Research project


DESCRIPTION Immunosuppressants, such as cyclosporine, are widely administered to transplant patients to prevent organ rejection. The clinical use of cyclosporine is hampered by significant toxicity to the CNS, liver and kidney. While these toxicities are related to circulating cyclosporine concentrations, they are not always predictable. Although dosing regimens exist, large inter- and intra-patient variability in pharmacokinetic parameters may complicate predicting therapeutic cyclosporine blood concentrations. The toxicity may be related to changes in hepatic or intestinal drug metabolism. Cyclosporine is known to alter its own hepatic metabolism which may be responsible for the large variability in clinical responses. The objective of the proposal is to investigate possible mechansims of immunosuppressant-induced alterations in drug metabolism, using cyclosporine as the prototype drug. The hypothesis being tested is that chronic immunosuppressive therapy causes a modulation in pituitary function leading to altered circulating levels of growth hormone and prolactin which results in decreased drug metabolism. In addition, chronic immunosuppressive therapy causes an increase in circulating transforming growth factor Beta-1 or TGF Beta-1 which results in suppressed drug metabolism. These changes, alone or in concert with one another, may explain the changes in drug metabolism seen previously with immunosuppressive therapy. In order to investigate the role of growth hormone, rats will be administered cyclosporine along with growth hormone. These studies will determine the role of growth hormone and whether or not cyclosporine changes growth hormone levels. Next the proposed studies will examine the role of prolactin. Along with cyclosporine, rats will be administered exogenous prolactin or a prolactin antagonist to determine the effects of cyclosporine on the circulating levels of this pituitary hormone. Finally, rats will be given cyclosporine and TGF beta1 to determine whether or not this cytokine has a significant role in immunosuppressant-induced changes in drug metabolism. These studies will provide information how cyclosporin and other immunosuppressive drugs may regulate hepatic and intestinal drug metabolism. This information will have direct application to transplant patients and give clinicians needed information regarding the relationship between immunosuppressive therapy and the prediction of toxicity.
Effective start/end date9/1/993/31/05

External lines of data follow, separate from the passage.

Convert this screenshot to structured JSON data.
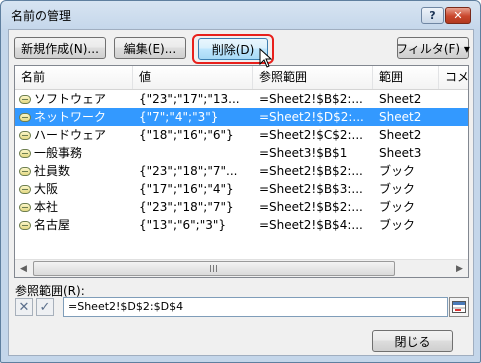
{
  "window": {
    "title": "名前の管理",
    "help_label": "?",
    "close_label": "✕"
  },
  "toolbar": {
    "new_label": "新規作成(N)...",
    "edit_label": "編集(E)...",
    "delete_label": "削除(D)",
    "filter_label": "フィルタ(F) ▾"
  },
  "table": {
    "columns": [
      "名前",
      "値",
      "参照範囲",
      "範囲",
      "コメ"
    ],
    "rows": [
      {
        "name": "ソフトウェア",
        "value": "{\"23\";\"17\";\"13...",
        "ref": "=Sheet2!$B$2:...",
        "scope": "Sheet2",
        "selected": false
      },
      {
        "name": "ネットワーク",
        "value": "{\"7\";\"4\";\"3\"}",
        "ref": "=Sheet2!$D$2:...",
        "scope": "Sheet2",
        "selected": true
      },
      {
        "name": "ハードウェア",
        "value": "{\"18\";\"16\";\"6\"}",
        "ref": "=Sheet2!$C$2:...",
        "scope": "Sheet2",
        "selected": false
      },
      {
        "name": "一般事務",
        "value": "",
        "ref": "=Sheet3!$B$1",
        "scope": "Sheet3",
        "selected": false
      },
      {
        "name": "社員数",
        "value": "{\"23\";\"18\";\"7\"...",
        "ref": "=Sheet2!$B$2:...",
        "scope": "ブック",
        "selected": false
      },
      {
        "name": "大阪",
        "value": "{\"17\";\"16\";\"4\"}",
        "ref": "=Sheet2!$B$3:...",
        "scope": "ブック",
        "selected": false
      },
      {
        "name": "本社",
        "value": "{\"23\";\"18\";\"7\"}",
        "ref": "=Sheet2!$B$2:...",
        "scope": "ブック",
        "selected": false
      },
      {
        "name": "名古屋",
        "value": "{\"13\";\"6\";\"3\"}",
        "ref": "=Sheet2!$B$4:...",
        "scope": "ブック",
        "selected": false
      }
    ]
  },
  "reference": {
    "label": "参照範囲(R):",
    "value": "=Sheet2!$D$2:$D$4"
  },
  "footer": {
    "close_label": "閉じる"
  },
  "colors": {
    "selection": "#3399ff",
    "highlight": "#e8201c"
  }
}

  • National Institutes of Health: $232,236.00
  • National Institutes of Health: $23,288.00
  • National Institutes of Health: $197,980.00
  • National Institutes of Health: $228,618.00
  • National Institutes of Health: $22,307.00
  • National Institutes of Health
  • National Institutes of Health: $236,711.00


Immunosuppressive Agents
Pharmaceutical Preparations
Growth Hormone
Transforming Growth Factor beta1
Pituitary Hormones
Transforming Growth Factor beta


  • Medicine(all)
  • Biochemistry, Genetics and Molecular Biology(all)